The Theme of Nature in Frankenstein Essay

2231 Words 9 Pages
In 1818 Frankenstein was written by Mary Shelley. In Frankenstein, Victor Frankenstein brings a creature to life. The creature kills William, Henry Clerval, and Elizabeth. Victor had promised to make a female creature for the creature, but he did not fulfill his promise. This makes the creature enraged. The creature runs away and Victor follows him. Victor gets on a boat with Walton. Victor dies and the creature comes and is very sad that his creator has died. The creature says that he must end his suffering and he jumps into the ocean. In the novel Frankenstein, Shelley uses the theme of nature to show how it is like the characters of the story and how it affects the characters. The theme of nature is shown throughout Frankenstein to …show more content…
The creature also wants to be noticed. The mountain is very beautiful, but during the storm it may look scary. The creature is can be beautiful through his acts of kindness, like helping people, but also is unattractive and can look and be grotesque. In the essay, “Frankenstein and Mary Shelley’s “wet ungenial summer””, Phillips states,
Some of her descriptions were later incorporated into her novel. In another letter to her sister Fanny, on June 1st 1816, Mary wrote: The thunder storms that visit us are grander and more terrific than I have ever seen before. We watch them as they approach from the opposite side of the lake, observing the lightning play among the clouds in various parts of the heavens, and dart in jagged figures upon the heights of Jura, dark with the shadow of the overhanging could, while perhaps the sun is shining cheerily upon us. (Phillips 3)

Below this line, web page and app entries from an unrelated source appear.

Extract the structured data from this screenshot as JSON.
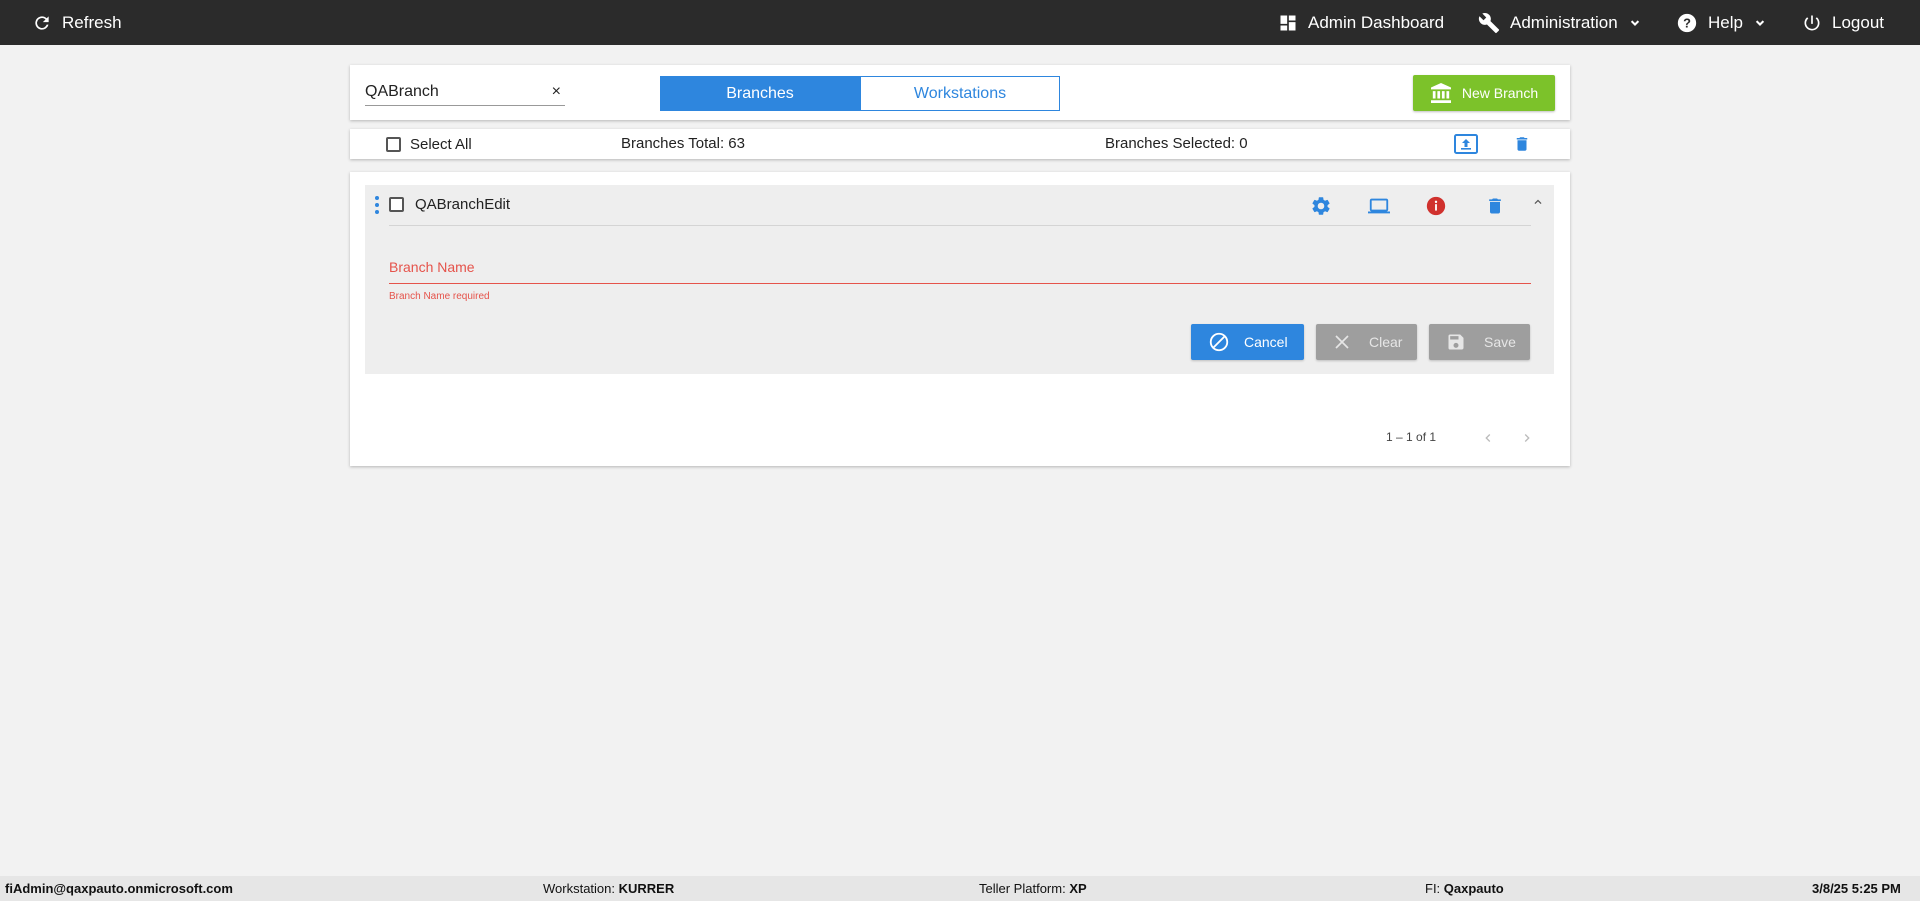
{
  "topbar": {
    "refresh_label": "Refresh",
    "admin_dashboard_label": "Admin Dashboard",
    "administration_label": "Administration",
    "help_label": "Help",
    "logout_label": "Logout"
  },
  "search": {
    "value": "QABranch",
    "clear_symbol": "×"
  },
  "tabs": [
    {
      "label": "Branches",
      "active": true
    },
    {
      "label": "Workstations",
      "active": false
    }
  ],
  "new_branch_label": "New Branch",
  "stats": {
    "select_all_label": "Select All",
    "branches_total": "Branches Total: 63",
    "branches_selected": "Branches Selected: 0"
  },
  "item": {
    "name": "QABranchEdit",
    "field_label": "Branch Name",
    "field_error": "Branch Name required",
    "cancel_label": "Cancel",
    "clear_label": "Clear",
    "save_label": "Save"
  },
  "pagination": {
    "text": "1 – 1 of 1"
  },
  "footer": {
    "user": "fiAdmin@qaxpauto.onmicrosoft.com",
    "workstation_label": "Workstation: ",
    "workstation_value": "KURRER",
    "teller_platform_label": "Teller Platform: ",
    "teller_platform_value": "XP",
    "fi_label": "FI: ",
    "fi_value": "Qaxpauto",
    "datetime": "3/8/25 5:25 PM"
  },
  "colors": {
    "accent_blue": "#2e86de",
    "new_branch_green": "#7cc22a",
    "error_red": "#e5534b",
    "info_red": "#d0312d",
    "topbar_bg": "#2b2b2b"
  }
}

Many of Mary Shelley’s ideas came from nature. A storm similar to this one was seen by victor. She uses this storm to describe how Victor sees the creature. Victor thinks the creature is violent at times and beautiful at others. In addition, the creature causes destruction like an avalanche. Shelley writes,
In a thousand spots the traces of the winter avalanche may be perceived, where trees lie broken and strewed on the ground; some entirely destroyed, others bent, leaning upon the rocks of the mountain or transversely upon other trees. The path, as you ascend higher, is intersected by ravines of the
Open Document